▸ WORK INSTRUCTIONS: In the data below, find each line containing the string "will" and return it.

▸ EXTRACTED INFORMATION:
········
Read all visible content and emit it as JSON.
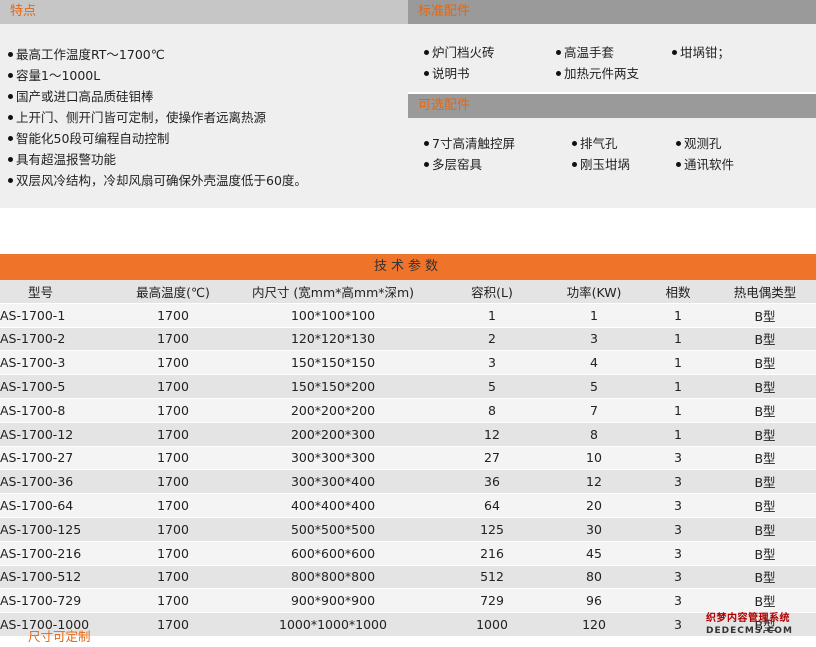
{
  "features": {
    "title": "特点",
    "items": [
      "最高工作温度RT～1700℃",
      "容量1～1000L",
      "国产或进口高品质硅钼棒",
      "上开门、侧开门皆可定制，使操作者远离热源",
      "智能化50段可编程自动控制",
      "具有超温报警功能",
      "双层风冷结构，冷却风扇可确保外壳温度低于60度。"
    ]
  },
  "standard_accessories": {
    "title": "标准配件",
    "items": [
      "炉门档火砖",
      "高温手套",
      "坩埚钳；",
      "说明书",
      "加热元件两支"
    ]
  },
  "optional_accessories": {
    "title": "可选配件",
    "items": [
      "7寸高清触控屏",
      "排气孔",
      "观测孔",
      "多层窑具",
      "刚玉坩埚",
      "通讯软件"
    ]
  },
  "specs": {
    "title": "技术参数",
    "headers": [
      "型号",
      "最高温度(℃)",
      "内尺寸 (宽mm*高mm*深m)",
      "容积(L)",
      "功率(KW)",
      "相数",
      "热电偶类型"
    ],
    "rows": [
      [
        "AS-1700-1",
        "1700",
        "100*100*100",
        "1",
        "1",
        "1",
        "B型"
      ],
      [
        "AS-1700-2",
        "1700",
        "120*120*130",
        "2",
        "3",
        "1",
        "B型"
      ],
      [
        "AS-1700-3",
        "1700",
        "150*150*150",
        "3",
        "4",
        "1",
        "B型"
      ],
      [
        "AS-1700-5",
        "1700",
        "150*150*200",
        "5",
        "5",
        "1",
        "B型"
      ],
      [
        "AS-1700-8",
        "1700",
        "200*200*200",
        "8",
        "7",
        "1",
        "B型"
      ],
      [
        "AS-1700-12",
        "1700",
        "200*200*300",
        "12",
        "8",
        "1",
        "B型"
      ],
      [
        "AS-1700-27",
        "1700",
        "300*300*300",
        "27",
        "10",
        "3",
        "B型"
      ],
      [
        "AS-1700-36",
        "1700",
        "300*300*400",
        "36",
        "12",
        "3",
        "B型"
      ],
      [
        "AS-1700-64",
        "1700",
        "400*400*400",
        "64",
        "20",
        "3",
        "B型"
      ],
      [
        "AS-1700-125",
        "1700",
        "500*500*500",
        "125",
        "30",
        "3",
        "B型"
      ],
      [
        "AS-1700-216",
        "1700",
        "600*600*600",
        "216",
        "45",
        "3",
        "B型"
      ],
      [
        "AS-1700-512",
        "1700",
        "800*800*800",
        "512",
        "80",
        "3",
        "B型"
      ],
      [
        "AS-1700-729",
        "1700",
        "900*900*900",
        "729",
        "96",
        "3",
        "B型"
      ],
      [
        "AS-1700-1000",
        "1700",
        "1000*1000*1000",
        "1000",
        "120",
        "3",
        "B型"
      ]
    ],
    "note": "尺寸可定制"
  },
  "watermark": {
    "line1": "织梦内容管理系统",
    "line2": "DEDECMS.COM"
  },
  "colors": {
    "accent": "#e8660f",
    "header_bar": "#f0732a"
  }
}
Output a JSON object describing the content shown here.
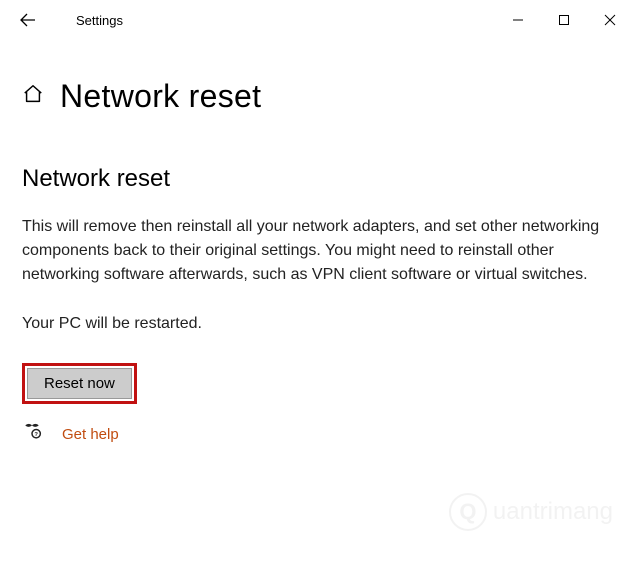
{
  "titlebar": {
    "title": "Settings"
  },
  "page": {
    "heading": "Network reset",
    "section_title": "Network reset",
    "description": "This will remove then reinstall all your network adapters, and set other networking components back to their original settings. You might need to reinstall other networking software afterwards, such as VPN client software or virtual switches.",
    "restart_note": "Your PC will be restarted.",
    "reset_button": "Reset now",
    "help_link": "Get help"
  },
  "watermark": {
    "text": "uantrimang"
  }
}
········
▸ ANSWER BOX:
    "description": "This will remove then reinstall all your network adapters, and set other networking components back to their original settings. You might need to reinstall other networking software afterwards, such as VPN client software or virtual switches.",
    "restart_note": "Your PC will be restarted.",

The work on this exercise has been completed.